With city alleys saturated by heavy rains this spring and summer, the Public Works Department is taking a different tack on repairing them.

City manager Toby Dougherty told the Hays City Commissioners on Thursday evening that instead of using crushed concrete, as has been done in the past, the city is going to try harder rock.

“We’re going to know the cost perspective when we start figuring out how much rock it’s going to take to address these things,” Dougherty told the commissioners at their regular meeting at City Hall. “I haven’t seen the tabulation on how many man hours we’ve spent. We had two crews working for about a month afterwards trying to get the alleys back.”

Trash and recycle collection at one point were moved curbside while the alleys were saturated to keep the big trucks from tearing up the alleys.

The city typically uses crushed concrete in the alleys, as well as some limestone in the past, but those are both soft materials that break down, he said.

Public Works director Jesse Rohr has located some harder rock from a quarry in southeastern Kansas.

“We know its going to be more expensive, but the payoff might be good,” Dougherty said.

“We had a lot of crushed concrete on hand. When we remove a street we haul it up north and we crush it and we’re able to put it back down. It’s cheap, but it’s really not effective,” he explained. “Concrete breaks down and it becomes mushy, and when it gets wet, you get a saturation. You sink.”

Rock, Dougherty said, is slower to degrade and creates a harder surface that drains water a little better.

“It’s just more expensive on the front side, but I think what we’ll find is the input will pay off,” he said. “We may have to bring this stuff by the train car load if we find a rock we like.”

So far the city has tried the harder rock on alleys between Country Lane and Willow and between Eisenhower and MacArthur.

“We’re putting down this rock in some alleys we know we’re having some problems with,” he said. “We’re going to evaluate and with your street maintenance program next year, assuming this starts working out, you’re probably going to see some big budget allocations to go in and start fixing some of our alleys to move away from the concrete and the limestone. Hopefully we’ll get a little more longevity out of these alleys.”

In other projects, Dougherty reported that:

• Public Works employees worked on stabilization of Montgomery Ditch just south of Eighth Street. Water running through the ditch was eroding the stream bed, so Public Works employees dug out the side of the stream bed, installed a concrete footing, then installed a concrete retaining wall, and then resolved the top of the soil back down to the wall.

“This will prevent the erosion for a long period of time,” Dougherty said. Cost of material and labor was about $37,000 from storm water money.

The city’s Service Division did some similar work further down the ditch, between Fifth and Sixth streets.

“That’s a very poorly designed drainage area,” Dougherty said. “We’ve taken some good steps to get it fixed up.”

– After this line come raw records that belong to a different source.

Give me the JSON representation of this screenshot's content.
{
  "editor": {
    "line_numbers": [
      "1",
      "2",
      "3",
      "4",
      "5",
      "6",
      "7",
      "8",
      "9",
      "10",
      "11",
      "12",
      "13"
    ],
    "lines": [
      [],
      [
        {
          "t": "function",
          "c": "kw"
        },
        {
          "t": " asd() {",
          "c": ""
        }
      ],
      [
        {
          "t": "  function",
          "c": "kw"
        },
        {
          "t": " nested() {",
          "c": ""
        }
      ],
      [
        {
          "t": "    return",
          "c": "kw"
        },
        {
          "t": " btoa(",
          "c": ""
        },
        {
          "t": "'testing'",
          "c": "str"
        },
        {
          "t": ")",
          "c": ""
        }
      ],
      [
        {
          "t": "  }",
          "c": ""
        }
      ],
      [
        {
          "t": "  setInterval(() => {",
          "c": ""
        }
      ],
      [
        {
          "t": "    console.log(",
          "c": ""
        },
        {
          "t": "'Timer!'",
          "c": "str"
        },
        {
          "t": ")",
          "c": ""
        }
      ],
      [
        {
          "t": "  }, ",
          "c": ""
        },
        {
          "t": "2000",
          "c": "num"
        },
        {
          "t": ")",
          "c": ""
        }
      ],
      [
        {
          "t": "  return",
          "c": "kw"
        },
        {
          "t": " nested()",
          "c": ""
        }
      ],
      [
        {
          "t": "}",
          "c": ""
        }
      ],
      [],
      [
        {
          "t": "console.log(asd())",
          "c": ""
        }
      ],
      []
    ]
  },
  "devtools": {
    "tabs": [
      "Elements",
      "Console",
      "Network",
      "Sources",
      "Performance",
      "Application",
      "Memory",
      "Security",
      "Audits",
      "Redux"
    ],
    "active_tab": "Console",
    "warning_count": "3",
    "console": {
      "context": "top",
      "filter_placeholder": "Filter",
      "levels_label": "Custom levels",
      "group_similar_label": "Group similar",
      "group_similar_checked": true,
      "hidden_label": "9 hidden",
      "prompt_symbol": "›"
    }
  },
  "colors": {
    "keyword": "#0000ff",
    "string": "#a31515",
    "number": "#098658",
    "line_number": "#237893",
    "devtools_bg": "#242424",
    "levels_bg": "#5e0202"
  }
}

• The new play feature was installed in time for the opening of the city swimming pool.

“I hear it’s a big hit,” Dougherty said. “People like it.”

• Skate Park improvements, three new obstacles, have been completed at Aubel Bickle Park at 30th Street and Sherman Ave.

“I drove by the other day and I saw some kids doing dangerous things and enjoying it,” Dougherty said.

• Free mulch for the city was given away June 8 and continues to be available to anyone who wants to come and get it.

“We’d help load them up,” Dougherty said. “We’re going to continue this, and try to promote it to get people out there.”

• Progress on 41st Street east of Home Depot continues. With a project cost of $711,000, workers are just now finishing up the culverts under the road and are starting the roadway up on the west end, he said.

“Things are actually progressing pretty well there,” Dougherty said, “despite the rain.”

• 43rd Street repairs are nearing completion.

“They should be up and running by the end of this month,” Dougherty said. “I was up there the day before yesterday and it looks like they’re cutting expansion joints in some spots.” All that remains, he said, is clean up and punch work.

• Work on Ash, Elm and Fourth near Fort Hays State University is now underway, with waterline improvements done, and road work now beginning and Fort Hays making some changes to the parking.

“There’s a lot going on, so it’s best just to avoid the area,” Dougherty said.